That’s enough for now. I just wanted to give you all a sense of what Word Nerds was about.  In future posts, I’ll talk about how my blind playtest is going, talk about the physical prototypes for that playtest, look back at how the game got to where it is today, discuss my thoughts on whether to sell it to a publisher or to publish it myself, and so on.

Hire Me As a Writer

rjcurrie Writing

Hi. I’d like you to hire me to write for you. With over 20 years of experience as a technical writer in the computer software industry, I’ve learned how to express ideas clearly and concisely. While I am more than willing to work in the software field again, I’d really like to explore writing for the gaming industry. While I have only written a few gaming-related pieces, as a regular convention GM at major conventions like Origins and Gen Con, I have been on the fringes of the community for many years and have a number of friends who work in the industry. So I want to join in the fun. Be it a contribution to a role-playing game or a board game, I’m more than up for the challenge.

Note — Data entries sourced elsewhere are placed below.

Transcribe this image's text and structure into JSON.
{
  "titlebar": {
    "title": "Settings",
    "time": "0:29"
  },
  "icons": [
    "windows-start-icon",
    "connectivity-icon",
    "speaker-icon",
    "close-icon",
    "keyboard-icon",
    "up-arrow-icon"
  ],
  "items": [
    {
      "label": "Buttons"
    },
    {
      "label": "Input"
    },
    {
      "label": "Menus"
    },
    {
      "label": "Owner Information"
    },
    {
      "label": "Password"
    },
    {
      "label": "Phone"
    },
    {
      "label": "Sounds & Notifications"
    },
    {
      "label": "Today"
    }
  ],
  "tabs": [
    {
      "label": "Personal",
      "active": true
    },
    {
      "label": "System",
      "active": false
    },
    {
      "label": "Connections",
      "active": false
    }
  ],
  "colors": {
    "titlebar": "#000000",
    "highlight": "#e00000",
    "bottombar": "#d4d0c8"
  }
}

Writing Samples

Playing the Con Game: Life as a Convention GM — an article from the HERO Games PDF Magazine, Digital HERO, that details how I put together and run my primary convention event.

HERO Designer Manual — the user manual for the HERO Games character generation software.

Word Nerds rulebook — the current version of the rules for my game Word Nerds.

Samples of my software technical writing are available upon request.

The Value of Playtesters

rjcurrie Conventions, Game Design

If there’s one thing that I’ve learned in my short “career” as a game designer, it’s the importance of playtesting.  And a very good source of playtesters is gaming conventions. You just can’t beat players who show up to deliberately test games.

I playtested Word Nerds at both Gen Con’s First Exposure Playtest Hall and the Metatopia Game Design Festival (both run by my friends at Double Exposure). I recommend both events highly if you’re a designer or just someone who likes to play games and would like a chance to contribute to games under development.  Although, I have yet to attend one,  I’ve also heard good things about the various Protospiel events which are also dedicated to designers playtesting their games. Attending events like this also give you a chance to playtest other designer’s games. And that can be invaluable as analyzing other people’s designs can give you new insight into your own.

Playtests can be enlightening, frustrating, and ego-boosting. Enlightening playtests are those where you get a player or players who can clearly articulate problems with your game and, if you’re lucky, offer solutions for those problems. Frustrating playtests are those where the game is not going well and nobody seems to be able to put their finger on it. And finally, ego-boosting playtests are the ones where everything goes great and players want to know when they can buy the game. And for a really big ego boost, you can get one player, a known harsh critic, giving you words of praise while another offers her player group for more playtesting, and a third wants to play your game again later in the convention. In any event, every playtest tells you something about your game.  You just need to pay attention.

Word Nerds Blind Playtest

rjcurrie News, Word Nerds

I am now entering blind playtesting on Word Nerds and in addition to physical prototypes of the game, I have decided to make a print and play version available as well for playtesting.

What is a blind playtest? It’s a playtest where the players learn and play the game solely from the rulebook. It’s great, not only for making sure that the rulebook is in good shape, but also for fine tuning the game.

What is print and play? Print and play versions of games that you can print out on your own printer and play. More information about print and play games can be found here.

Below is a summary of the contents of the print and play version along with a button for downloading it. Following that is a feedback forum that anyone who has playtested  Word Nerds can use to let me know how your playtest sessions went and what you think of the game.

Note: The Word Nerds blind playtest is over. The print and play version that was attached here is no longer available. It was a very old version. Future posts should clarify the current state of this game.